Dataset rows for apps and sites
__________________________________________________
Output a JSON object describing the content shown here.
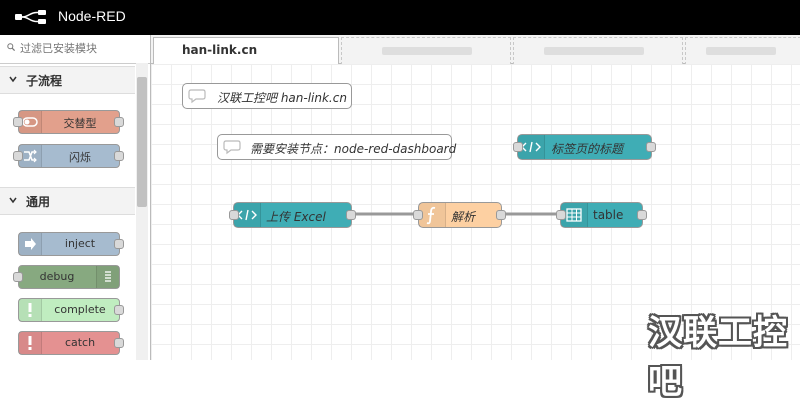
{
  "app": {
    "title": "Node-RED",
    "logo_icon": "node-red-logo-icon"
  },
  "palette": {
    "search_placeholder": "过滤已安装模块",
    "categories": [
      {
        "label": "子流程",
        "nodes": [
          {
            "label": "交替型",
            "color": "#e2a08c",
            "icon": "toggle-icon"
          },
          {
            "label": "闪烁",
            "color": "#a6bbcf",
            "icon": "shuffle-icon"
          }
        ]
      },
      {
        "label": "通用",
        "nodes": [
          {
            "label": "inject",
            "color": "#a6bbcf",
            "icon": "arrow-right-icon"
          },
          {
            "label": "debug",
            "color": "#87a980",
            "icon": "list-icon"
          },
          {
            "label": "complete",
            "color": "#c0edc0",
            "icon": "exclamation-icon"
          },
          {
            "label": "catch",
            "color": "#e49191",
            "icon": "exclamation-icon"
          }
        ]
      }
    ]
  },
  "tabs": {
    "active": "han-link.cn"
  },
  "workspace": {
    "comments": [
      "汉联工控吧 han-link.cn",
      "需要安装节点：node-red-dashboard"
    ],
    "nodes": [
      {
        "label": "标签页的标题",
        "color": "#3fadb5",
        "icon": "code-icon"
      },
      {
        "label": "上传 Excel",
        "color": "#3fadb5",
        "icon": "code-icon"
      },
      {
        "label": "解析",
        "color": "#fdd0a2",
        "icon": "function-icon"
      },
      {
        "label": "table",
        "color": "#3fadb5",
        "icon": "table-icon"
      }
    ]
  },
  "watermark": "汉联工控吧"
}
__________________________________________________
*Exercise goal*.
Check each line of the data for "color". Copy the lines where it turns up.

*Your solution*.
            "color": "#e2a08c",
            "color": "#a6bbcf",
            "color": "#a6bbcf",
            "color": "#87a980",
            "color": "#c0edc0",
            "color": "#e49191",
        "color": "#3fadb5",
        "color": "#3fadb5",
        "color": "#fdd0a2",
        "color": "#3fadb5",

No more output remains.